===== Data section

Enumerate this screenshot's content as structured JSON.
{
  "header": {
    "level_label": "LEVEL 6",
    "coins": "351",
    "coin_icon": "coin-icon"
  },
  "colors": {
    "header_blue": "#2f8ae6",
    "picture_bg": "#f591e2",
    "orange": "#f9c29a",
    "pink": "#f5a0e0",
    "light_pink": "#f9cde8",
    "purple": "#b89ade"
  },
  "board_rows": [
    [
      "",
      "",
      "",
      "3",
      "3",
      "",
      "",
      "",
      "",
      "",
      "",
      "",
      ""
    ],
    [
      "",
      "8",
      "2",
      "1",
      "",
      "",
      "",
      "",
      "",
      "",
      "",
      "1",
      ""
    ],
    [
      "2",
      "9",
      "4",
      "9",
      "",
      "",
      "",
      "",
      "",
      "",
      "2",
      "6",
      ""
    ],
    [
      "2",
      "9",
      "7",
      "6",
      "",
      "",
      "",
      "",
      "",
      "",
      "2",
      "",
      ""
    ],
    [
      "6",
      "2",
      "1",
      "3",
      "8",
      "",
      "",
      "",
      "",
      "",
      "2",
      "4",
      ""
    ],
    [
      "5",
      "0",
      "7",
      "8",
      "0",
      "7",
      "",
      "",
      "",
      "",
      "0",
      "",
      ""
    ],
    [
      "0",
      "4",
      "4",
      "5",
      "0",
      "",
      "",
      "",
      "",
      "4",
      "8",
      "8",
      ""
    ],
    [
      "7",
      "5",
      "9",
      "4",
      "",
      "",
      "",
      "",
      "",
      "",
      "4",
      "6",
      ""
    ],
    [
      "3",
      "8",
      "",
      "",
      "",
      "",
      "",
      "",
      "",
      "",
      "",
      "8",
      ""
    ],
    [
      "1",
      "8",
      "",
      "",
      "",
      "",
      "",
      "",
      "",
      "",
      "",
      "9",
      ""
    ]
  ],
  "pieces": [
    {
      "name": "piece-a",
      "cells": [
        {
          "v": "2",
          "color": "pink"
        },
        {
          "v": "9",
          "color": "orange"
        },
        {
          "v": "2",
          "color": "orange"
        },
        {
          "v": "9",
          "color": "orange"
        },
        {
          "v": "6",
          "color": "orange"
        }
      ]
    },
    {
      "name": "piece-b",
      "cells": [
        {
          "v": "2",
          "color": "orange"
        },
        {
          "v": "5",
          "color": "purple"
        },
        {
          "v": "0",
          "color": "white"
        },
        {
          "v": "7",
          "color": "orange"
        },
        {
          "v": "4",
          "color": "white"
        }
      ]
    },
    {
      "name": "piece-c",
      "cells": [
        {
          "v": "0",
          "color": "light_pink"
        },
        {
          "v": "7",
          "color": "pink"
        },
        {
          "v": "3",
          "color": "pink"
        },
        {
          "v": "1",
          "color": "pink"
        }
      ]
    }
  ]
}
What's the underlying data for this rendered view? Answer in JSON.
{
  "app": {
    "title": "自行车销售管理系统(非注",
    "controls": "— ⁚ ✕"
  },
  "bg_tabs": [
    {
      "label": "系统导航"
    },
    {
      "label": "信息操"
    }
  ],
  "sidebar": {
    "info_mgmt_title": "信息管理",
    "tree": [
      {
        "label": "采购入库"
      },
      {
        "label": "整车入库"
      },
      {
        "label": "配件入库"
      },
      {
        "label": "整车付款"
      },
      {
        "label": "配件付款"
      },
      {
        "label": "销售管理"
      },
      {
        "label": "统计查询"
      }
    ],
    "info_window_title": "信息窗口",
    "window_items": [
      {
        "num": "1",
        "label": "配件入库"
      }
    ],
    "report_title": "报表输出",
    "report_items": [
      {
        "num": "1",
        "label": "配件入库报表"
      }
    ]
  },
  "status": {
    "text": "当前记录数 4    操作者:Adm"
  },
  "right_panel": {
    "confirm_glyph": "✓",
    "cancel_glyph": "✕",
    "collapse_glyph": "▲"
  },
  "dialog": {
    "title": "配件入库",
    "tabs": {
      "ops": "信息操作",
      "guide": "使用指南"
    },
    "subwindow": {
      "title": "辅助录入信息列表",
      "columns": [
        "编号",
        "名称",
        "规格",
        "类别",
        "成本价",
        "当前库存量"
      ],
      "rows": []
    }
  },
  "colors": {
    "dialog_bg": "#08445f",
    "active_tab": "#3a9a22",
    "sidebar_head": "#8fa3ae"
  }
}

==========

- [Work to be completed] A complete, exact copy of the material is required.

- [Result of this exercise]
Enumerate this screenshot's content as structured JSON.
{
  "header": {
    "level_label": "LEVEL 6",
    "coins": "351",
    "coin_icon": "coin-icon"
  },
  "colors": {
    "header_blue": "#2f8ae6",
    "picture_bg": "#f591e2",
    "orange": "#f9c29a",
    "pink": "#f5a0e0",
    "light_pink": "#f9cde8",
    "purple": "#b89ade"
  },
  "board_rows": [
    [
      "",
      "",
      "",
      "3",
      "3",
      "",
      "",
      "",
      "",
      "",
      "",
      "",
      ""
    ],
    [
      "",
      "8",
      "2",
      "1",
      "",
      "",
      "",
      "",
      "",
      "",
      "",
      "1",
      ""
    ],
    [
      "2",
      "9",
      "4",
      "9",
      "",
      "",
      "",
      "",
      "",
      "",
      "2",
      "6",
      ""
    ],
    [
      "2",
      "9",
      "7",
      "6",
      "",
      "",
      "",
      "",
      "",
      "",
      "2",
      "",
      ""
    ],
    [
      "6",
      "2",
      "1",
      "3",
      "8",
      "",
      "",
      "",
      "",
      "",
      "2",
      "4",
      ""
    ],
    [
      "5",
      "0",
      "7",
      "8",
      "0",
      "7",
      "",
      "",
      "",
      "",
      "0",
      "",
      ""
    ],
    [
      "0",
      "4",
      "4",
      "5",
      "0",
      "",
      "",
      "",
      "",
      "4",
      "8",
      "8",
      ""
    ],
    [
      "7",
      "5",
      "9",
      "4",
      "",
      "",
      "",
      "",
      "",
      "",
      "4",
      "6",
      ""
    ],
    [
      "3",
      "8",
      "",
      "",
      "",
      "",
      "",
      "",
      "",
      "",
      "",
      "8",
      ""
    ],
    [
      "1",
      "8",
      "",
      "",
      "",
      "",
      "",
      "",
      "",
      "",
      "",
      "9",
      ""
    ]
  ],
  "pieces": [
    {
      "name": "piece-a",
      "cells": [
        {
          "v": "2",
          "color": "pink"
        },
        {
          "v": "9",
          "color": "orange"
        },
        {
          "v": "2",
          "color": "orange"
        },
        {
          "v": "9",
          "color": "orange"
        },
        {
          "v": "6",
          "color": "orange"
        }
      ]
    },
    {
      "name": "piece-b",
      "cells": [
        {
          "v": "2",
          "color": "orange"
        },
        {
          "v": "5",
          "color": "purple"
        },
        {
          "v": "0",
          "color": "white"
        },
        {
          "v": "7",
          "color": "orange"
        },
        {
          "v": "4",
          "color": "white"
        }
      ]
    },
    {
      "name": "piece-c",
      "cells": [
        {
          "v": "0",
          "color": "light_pink"
        },
        {
          "v": "7",
          "color": "pink"
        },
        {
          "v": "3",
          "color": "pink"
        },
        {
          "v": "1",
          "color": "pink"
        }
      ]
    }
  ]
}
What's the underlying data for this rendered view? Answer in JSON.
{
  "app": {
    "title": "自行车销售管理系统(非注",
    "controls": "— ⁚ ✕"
  },
  "bg_tabs": [
    {
      "label": "系统导航"
    },
    {
      "label": "信息操"
    }
  ],
  "sidebar": {
    "info_mgmt_title": "信息管理",
    "tree": [
      {
        "label": "采购入库"
      },
      {
        "label": "整车入库"
      },
      {
        "label": "配件入库"
      },
      {
        "label": "整车付款"
      },
      {
        "label": "配件付款"
      },
      {
        "label": "销售管理"
      },
      {
        "label": "统计查询"
      }
    ],
    "info_window_title": "信息窗口",
    "window_items": [
      {
        "num": "1",
        "label": "配件入库"
      }
    ],
    "report_title": "报表输出",
    "report_items": [
      {
        "num": "1",
        "label": "配件入库报表"
      }
    ]
  },
  "status": {
    "text": "当前记录数 4    操作者:Adm"
  },
  "right_panel": {
    "confirm_glyph": "✓",
    "cancel_glyph": "✕",
    "collapse_glyph": "▲"
  },
  "dialog": {
    "title": "配件入库",
    "tabs": {
      "ops": "信息操作",
      "guide": "使用指南"
    },
    "subwindow": {
      "title": "辅助录入信息列表",
      "columns": [
        "编号",
        "名称",
        "规格",
        "类别",
        "成本价",
        "当前库存量"
      ],
      "rows": []
    }
  },
  "colors": {
    "dialog_bg": "#08445f",
    "active_tab": "#3a9a22",
    "sidebar_head": "#8fa3ae"
  }
}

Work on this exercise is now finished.